> _Assigned task_:
Among the records below, how many lines contain the word "active"? The answer is a single number.

◆ ◆ ◆ ◆ ◆ ◆ ◆

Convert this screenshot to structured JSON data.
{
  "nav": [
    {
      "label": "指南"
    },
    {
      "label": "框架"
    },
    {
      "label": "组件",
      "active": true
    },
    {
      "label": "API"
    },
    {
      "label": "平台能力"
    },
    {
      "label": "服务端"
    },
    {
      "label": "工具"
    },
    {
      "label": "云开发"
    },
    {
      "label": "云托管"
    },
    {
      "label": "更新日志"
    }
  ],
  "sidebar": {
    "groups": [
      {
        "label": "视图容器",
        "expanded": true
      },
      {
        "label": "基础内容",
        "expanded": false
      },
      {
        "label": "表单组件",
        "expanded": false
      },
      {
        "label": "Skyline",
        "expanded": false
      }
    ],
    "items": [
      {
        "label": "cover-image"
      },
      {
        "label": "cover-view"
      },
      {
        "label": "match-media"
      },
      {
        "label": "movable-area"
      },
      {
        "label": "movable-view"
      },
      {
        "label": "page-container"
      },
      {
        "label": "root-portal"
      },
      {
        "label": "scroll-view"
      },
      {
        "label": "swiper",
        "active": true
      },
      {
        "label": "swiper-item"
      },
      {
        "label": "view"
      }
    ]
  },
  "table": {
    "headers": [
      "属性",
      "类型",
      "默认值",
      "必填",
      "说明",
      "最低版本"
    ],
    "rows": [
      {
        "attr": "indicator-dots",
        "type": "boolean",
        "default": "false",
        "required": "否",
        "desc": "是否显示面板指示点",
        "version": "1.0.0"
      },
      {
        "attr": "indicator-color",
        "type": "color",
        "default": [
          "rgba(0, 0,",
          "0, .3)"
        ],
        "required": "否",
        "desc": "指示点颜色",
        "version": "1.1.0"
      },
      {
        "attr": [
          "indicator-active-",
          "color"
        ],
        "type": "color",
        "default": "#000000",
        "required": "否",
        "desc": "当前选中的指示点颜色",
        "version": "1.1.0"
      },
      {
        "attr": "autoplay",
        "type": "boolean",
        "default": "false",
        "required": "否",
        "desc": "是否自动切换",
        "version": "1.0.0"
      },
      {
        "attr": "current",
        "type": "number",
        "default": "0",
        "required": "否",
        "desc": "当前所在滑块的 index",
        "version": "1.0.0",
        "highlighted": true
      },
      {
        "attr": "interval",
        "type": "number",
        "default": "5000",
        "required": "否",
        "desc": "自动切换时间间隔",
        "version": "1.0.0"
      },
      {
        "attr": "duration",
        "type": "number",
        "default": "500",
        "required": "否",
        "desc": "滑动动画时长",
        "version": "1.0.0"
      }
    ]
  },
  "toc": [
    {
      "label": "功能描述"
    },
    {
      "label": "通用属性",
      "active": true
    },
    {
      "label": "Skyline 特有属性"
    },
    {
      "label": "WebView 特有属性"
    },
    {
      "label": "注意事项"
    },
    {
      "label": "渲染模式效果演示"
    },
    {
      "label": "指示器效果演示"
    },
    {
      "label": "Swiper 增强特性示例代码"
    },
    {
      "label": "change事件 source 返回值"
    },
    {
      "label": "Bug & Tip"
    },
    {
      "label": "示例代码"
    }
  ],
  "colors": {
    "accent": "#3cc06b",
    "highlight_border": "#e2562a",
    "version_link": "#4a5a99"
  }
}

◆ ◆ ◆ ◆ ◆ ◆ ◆

> _Response for this exercise_:
4